This temple is about 20-30 minutes walk from Kofu JR Station. You could also take a train to Zenkoji Station on Minobu Line, which is what I did. The station was magical because there were cherry trees all around it, with petals drifting down on the breeze. It took about 5 minutes to walk from the station to the temple. Kofu Zenkoji, also known as Kai Zenkoji, is a lovely old temple with a pretty garden and pond. Don't forget to look for the golden carp while you are there.

Kofu Zenkoji Temple
Kofu Zenkoji Temple

These places are more difficult to get to. You may need to use a bus, take a taxi or hire a car, but for all you motivated explorers out there, it will be worth it!

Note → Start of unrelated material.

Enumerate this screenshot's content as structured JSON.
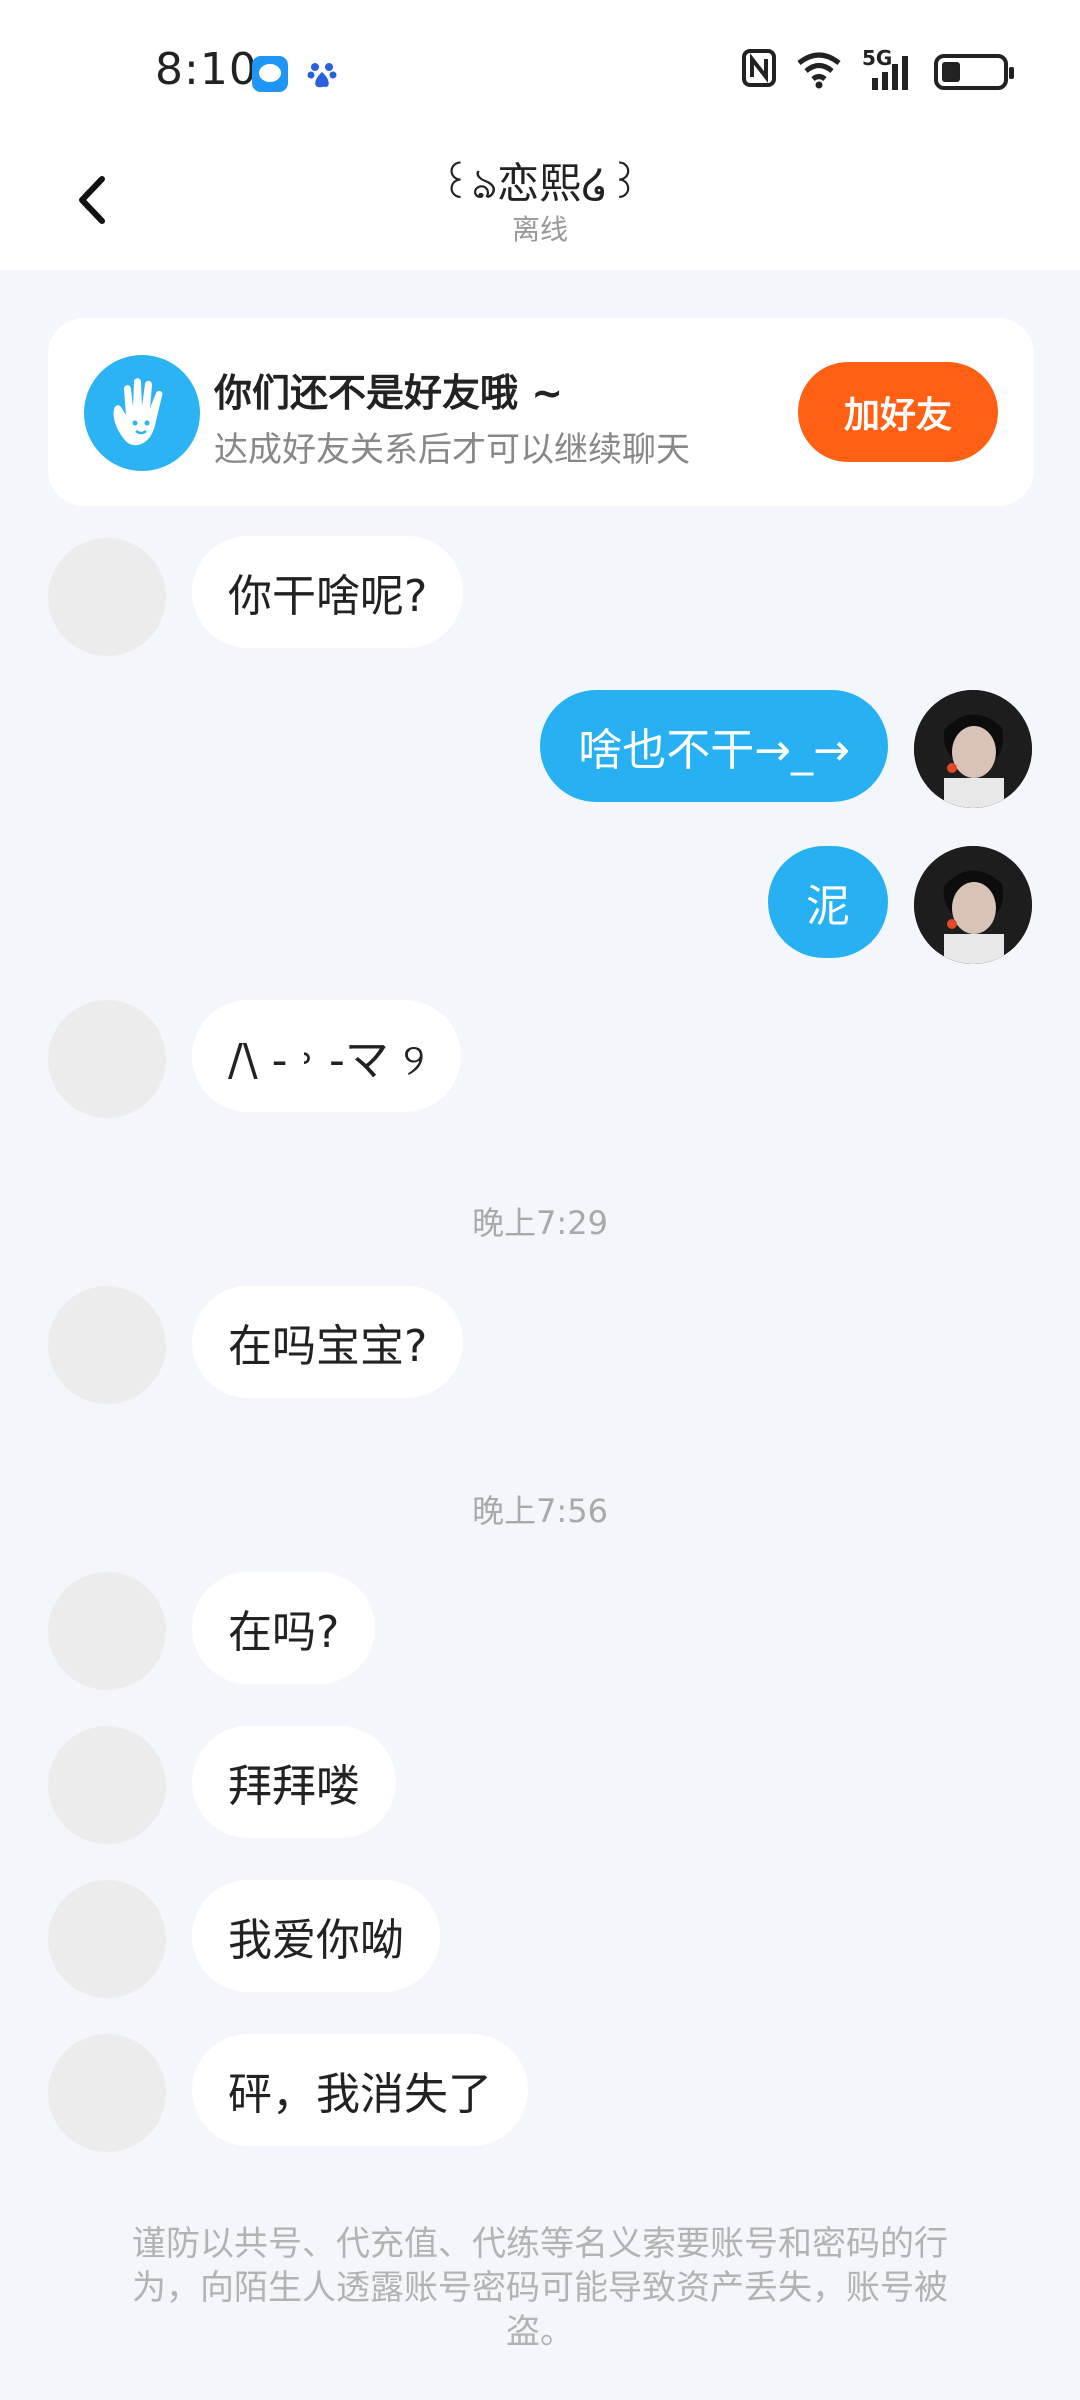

This beautiful temple in Enzan has a garden designed by famous monk Soseki Muso. There are lots of cherry trees, and in spring their petals cover the pond and carpet the ground. There are stalls selling food, and car parking if you are driving. Non-drivers can take a bus from Enzan Station.

Cherry blossom at Erinji Temple
Cherry blossom at Erinji Temple

Fuefukigawa Fruit Park

A terraced hillside planted with many fruit trees including lots of cherry trees, and you can see Mount Fuji from here too. The park is a wonderful place to take children. The nearest station is Yamanashi JR Station on Chuo Line. From the station you can take a taxi, or there are 3 buses per day departing at 10:30 am, 1:40 pm and 4:45 pm (return buses leave the park at 10:43 am, 1:53 pm and 5 pm.

Fuji view from Fuefukigawa Fruit Park
Fuji view from Fuefukigawa Fruit Park

Yamataka Jindai Sakura

How old do you think the oldest cherry tree in Japan is? At a temple named Jisso-ji, there is an ancient cherry tree believed to be 2000 years old! If you want to check it out, get off at JR Nirasaki Station and take the 30 minute Seiryu/Kai-Komagatake bus ride to Jisso-ji.

2,000 year old cherry tree
2,000 year old cherry tree (Photo: By 京浜にけ)

Akasawa Juku

Although it's quite an effort to get to this mountain village in Hayakawa, the cherry blossoms combined with the beautiful old buildings and stone-paved road really make it worthwhile. The village often hosts are exhibitions, so you may be able to enjoy art as well as cherry blossoms. There are details about getting to Akasawa Juku in this article.

Art featuring Akasawa Juku
Art featuring Akasawa Juku (Photo: Yoshihiro Tanamachi)
Cathy Cawood

Cathy Cawood @cathy.cawood

 I came to Japan in 2003 to teach English. I lived in Shiga prefecture for 1 year, and it still holds a special place in my heart. I lived in Kyoto for 9 years, then moved to Machida, Tokyo in 2014 after meeting my Japanese partner. I love to take photos, and my Japan in Pictures Facebook page ha...